BREXIT: Banks try to fight recession as UK market tumbles
THE Bank of England has set out measures to fight recession in the aftermath of Brexit, saying that the financial stability of the UK has already been affected by the vote.
"There is evidence that some risks have begun to crystallise. The current outlook for UK financial stability is challenging," it said in a twice-yearly report on financial stability.
As part of the measures planned to fight off a downturn, the Bank has reduced capital buffers by £5.7 billion, effectively allowing banks to lend £150 billion more to households and businesses.
Carney said this measure and the "hard work of the last seven or eight years" means that people should be able to take out a mortgage or borrow money if they need it.
Asked if it was a good time for people to borrow money, he said:
"We always advise people to be prudent especially if you're taking out a mortgage," he said.
"You want to be able to ensure that you can service that mortgage even if times are tough, so thinking about where interest rates will go, where wages will go in the lifetime of that mortgage. But the system should be there if you want to take out a mortgage because of the hard work of the last seven or eight years to make sure there is money to borrow if you need it," he said.
Ben Brettell, senior economist from Hargreaves Lansdown, said: "It should be remembered that lending volumes depend on demand as well as supply - if already indebted households become more risk averse following the referendum, the demand for credit simply won't be there, however much the banks are willing to lend."
The FTSE 100, which made losses in the morning, was up 0.5 per cent after Carney's announcement at 6,525.38.
In a question and answer session following the launch, Carney said that markets were performing "pretty well" since June 23.
But he said there were signs that people were pulling out of investments and becoming less keen to take risks, which is why the bank is easing up on the lending rules, to get the economy moving again.
He said that the two-day fall in sterling was the sharpest in half a century, but that the lower value of the pound was "necessary" for other adjustments in the economy.
"The adjustment in sterling has been significant and was sharp initially.
"That adjustment has moved in the direction that is necessary to facilitate some of the economic adjustments that are needed in the economy," he said.
When asked whether the markets were showing that a recovery was underway, he said:
"I would focus on the domestic stocks in the FTSE 250. There's been a much more significant movement in those stocks. The movements in financial asset prices related to banks has been quite telling."

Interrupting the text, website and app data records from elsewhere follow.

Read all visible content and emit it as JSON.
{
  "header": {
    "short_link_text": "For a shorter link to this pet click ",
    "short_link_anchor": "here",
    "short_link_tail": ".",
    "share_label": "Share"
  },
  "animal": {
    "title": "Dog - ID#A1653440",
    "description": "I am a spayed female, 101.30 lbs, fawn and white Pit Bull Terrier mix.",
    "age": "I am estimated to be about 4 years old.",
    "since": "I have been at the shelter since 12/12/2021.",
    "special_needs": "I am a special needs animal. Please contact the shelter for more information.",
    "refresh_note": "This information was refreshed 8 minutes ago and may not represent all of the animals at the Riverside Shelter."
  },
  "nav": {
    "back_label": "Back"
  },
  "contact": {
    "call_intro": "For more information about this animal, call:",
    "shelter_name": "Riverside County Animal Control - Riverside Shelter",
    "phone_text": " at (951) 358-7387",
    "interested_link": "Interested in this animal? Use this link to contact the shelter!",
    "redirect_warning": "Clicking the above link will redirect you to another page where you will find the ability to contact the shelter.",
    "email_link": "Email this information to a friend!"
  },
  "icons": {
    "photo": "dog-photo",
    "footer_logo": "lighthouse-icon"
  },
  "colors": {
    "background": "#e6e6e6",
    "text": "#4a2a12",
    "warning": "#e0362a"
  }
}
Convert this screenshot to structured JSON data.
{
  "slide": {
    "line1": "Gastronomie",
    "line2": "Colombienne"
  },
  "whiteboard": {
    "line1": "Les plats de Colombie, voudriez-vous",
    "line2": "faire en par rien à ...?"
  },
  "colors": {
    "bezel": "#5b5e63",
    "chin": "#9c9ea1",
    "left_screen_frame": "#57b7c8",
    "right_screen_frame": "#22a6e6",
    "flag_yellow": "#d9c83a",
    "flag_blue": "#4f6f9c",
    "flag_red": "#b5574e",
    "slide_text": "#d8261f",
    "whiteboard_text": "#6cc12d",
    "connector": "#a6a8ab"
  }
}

The FTSE 250, or the 250 biggest companies in the UK, is more dependent on the UK economy than the multinational companies represented in the FTSE 100.
The FTSE 250 fell 13 per cent in two days after the vote came in. It has recovered a little since then, but not on the scale of the FTSE 100.